The American flag and a mini-DVD on the deck of the Phoenix lander. The mini-DVD
from the Planetary Society contains a message to future Martian explorers, science
fiction and art inspired by Mars, and the names of a quarter million people.
NASA/JPL/Caltech/University of Arizona
Phoenix has now returned a couple very detailed panoramic photos of the Martian landscape around the lander. The images are large and and will require a couple minutes to display but oh, are they worth the wait. You’ll almost feel like an astronaut or geologist as you use your mouse to explore scene one and scene two. Notice the low range of hills in the second image. They’re likely the upraised rim of a crater.

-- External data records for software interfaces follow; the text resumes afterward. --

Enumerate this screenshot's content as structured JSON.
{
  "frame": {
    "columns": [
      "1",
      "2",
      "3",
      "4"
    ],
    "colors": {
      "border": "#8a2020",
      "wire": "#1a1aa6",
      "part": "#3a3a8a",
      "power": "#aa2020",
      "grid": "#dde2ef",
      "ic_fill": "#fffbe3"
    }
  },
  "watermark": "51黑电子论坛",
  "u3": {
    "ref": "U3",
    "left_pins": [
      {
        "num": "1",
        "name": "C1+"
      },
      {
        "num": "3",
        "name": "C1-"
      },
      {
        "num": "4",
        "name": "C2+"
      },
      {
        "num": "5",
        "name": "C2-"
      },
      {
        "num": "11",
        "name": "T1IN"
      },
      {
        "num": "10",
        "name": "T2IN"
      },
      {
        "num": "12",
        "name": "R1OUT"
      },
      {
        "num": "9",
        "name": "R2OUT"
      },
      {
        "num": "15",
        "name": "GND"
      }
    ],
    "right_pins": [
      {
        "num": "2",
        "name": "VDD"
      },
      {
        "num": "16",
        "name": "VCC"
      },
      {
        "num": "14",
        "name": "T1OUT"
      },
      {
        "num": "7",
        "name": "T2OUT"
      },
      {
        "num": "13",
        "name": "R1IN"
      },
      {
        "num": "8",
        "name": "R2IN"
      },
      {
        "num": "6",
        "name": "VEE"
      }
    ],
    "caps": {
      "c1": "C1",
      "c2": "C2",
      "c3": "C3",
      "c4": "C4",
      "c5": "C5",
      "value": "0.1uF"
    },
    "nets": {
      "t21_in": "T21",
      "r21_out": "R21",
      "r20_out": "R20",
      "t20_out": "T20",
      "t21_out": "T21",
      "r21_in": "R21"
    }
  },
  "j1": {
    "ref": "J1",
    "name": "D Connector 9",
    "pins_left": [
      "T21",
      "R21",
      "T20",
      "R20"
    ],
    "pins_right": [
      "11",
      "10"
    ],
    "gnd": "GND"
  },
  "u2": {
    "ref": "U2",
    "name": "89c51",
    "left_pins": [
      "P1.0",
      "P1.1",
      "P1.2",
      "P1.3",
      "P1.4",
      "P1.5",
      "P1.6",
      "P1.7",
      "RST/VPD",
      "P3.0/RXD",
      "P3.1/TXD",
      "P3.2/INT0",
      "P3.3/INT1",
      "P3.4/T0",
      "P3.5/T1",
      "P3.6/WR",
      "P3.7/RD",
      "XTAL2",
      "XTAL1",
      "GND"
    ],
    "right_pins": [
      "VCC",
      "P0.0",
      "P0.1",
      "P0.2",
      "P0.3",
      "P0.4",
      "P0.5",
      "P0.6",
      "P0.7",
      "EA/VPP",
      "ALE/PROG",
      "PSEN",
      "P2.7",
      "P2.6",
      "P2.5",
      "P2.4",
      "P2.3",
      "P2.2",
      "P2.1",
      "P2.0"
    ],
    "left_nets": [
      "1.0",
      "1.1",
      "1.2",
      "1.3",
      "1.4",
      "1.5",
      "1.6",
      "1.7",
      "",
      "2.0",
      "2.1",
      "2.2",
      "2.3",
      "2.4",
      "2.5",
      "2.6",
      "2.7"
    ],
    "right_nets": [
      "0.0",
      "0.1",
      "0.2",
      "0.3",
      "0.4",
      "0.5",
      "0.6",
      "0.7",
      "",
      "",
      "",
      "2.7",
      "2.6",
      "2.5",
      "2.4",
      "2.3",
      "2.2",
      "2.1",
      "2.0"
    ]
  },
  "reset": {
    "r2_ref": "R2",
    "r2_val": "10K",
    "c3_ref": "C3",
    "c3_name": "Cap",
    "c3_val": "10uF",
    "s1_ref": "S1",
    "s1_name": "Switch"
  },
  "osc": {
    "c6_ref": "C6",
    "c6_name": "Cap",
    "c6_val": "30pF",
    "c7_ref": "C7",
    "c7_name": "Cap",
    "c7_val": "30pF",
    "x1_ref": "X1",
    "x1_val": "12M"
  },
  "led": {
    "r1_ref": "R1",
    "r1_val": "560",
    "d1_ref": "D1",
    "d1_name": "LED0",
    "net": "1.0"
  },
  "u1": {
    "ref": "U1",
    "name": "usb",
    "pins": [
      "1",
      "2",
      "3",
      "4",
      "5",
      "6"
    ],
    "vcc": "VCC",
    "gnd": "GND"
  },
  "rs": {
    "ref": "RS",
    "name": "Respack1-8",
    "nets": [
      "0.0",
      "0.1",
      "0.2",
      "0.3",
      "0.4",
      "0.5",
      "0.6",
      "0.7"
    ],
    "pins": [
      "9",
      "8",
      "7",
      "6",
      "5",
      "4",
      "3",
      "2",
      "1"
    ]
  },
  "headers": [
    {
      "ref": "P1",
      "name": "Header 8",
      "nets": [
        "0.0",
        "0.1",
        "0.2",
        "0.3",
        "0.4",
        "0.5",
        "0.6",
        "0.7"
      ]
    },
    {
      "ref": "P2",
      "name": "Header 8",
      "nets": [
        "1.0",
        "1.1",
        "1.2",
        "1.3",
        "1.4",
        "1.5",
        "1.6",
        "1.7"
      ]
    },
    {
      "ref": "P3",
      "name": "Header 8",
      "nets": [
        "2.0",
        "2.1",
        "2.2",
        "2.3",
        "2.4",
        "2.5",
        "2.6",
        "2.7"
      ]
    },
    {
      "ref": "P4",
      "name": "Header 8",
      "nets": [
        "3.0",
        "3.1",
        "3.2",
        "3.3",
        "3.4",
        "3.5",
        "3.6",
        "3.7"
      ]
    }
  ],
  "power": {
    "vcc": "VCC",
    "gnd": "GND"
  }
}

We have rain today and rain tomorrow. I’m happy for rain and the two atoms that compose the water in all those drops. Hydrogen and oxygen. Think for a minute about the origin of those elements. Hydrogen makes up about 75% of all the known matter in the universe, and was created some 13.7 billion years ago in the Big Bang. Hydrogen, with just one proton and one electron, came out the hot mix with ease.
Oxygen is more complicated. It has eight protons and eight electrons. It had to be cooked up later in the cores of stars, where hydrogen and helium fuse together under the star’s tremendous heat and pressure to create heavier elements like carbon, oxygen, neon and many more.
During the formation of the solar system from a cloud of gas and dust 4.7 billion years ago, hydrogen and oxygen happily combined to form water molecules. Almost five billion years later, you and I rush to our cars to avoid getting soaked by the rain.
Next time you’re hurrying in the rain, consider the epic journey all those hydrogen and oxygen atoms have been on since the dawn of time. And slow down a little.
Astro Bob’s vision of the Big Bang — dang hot!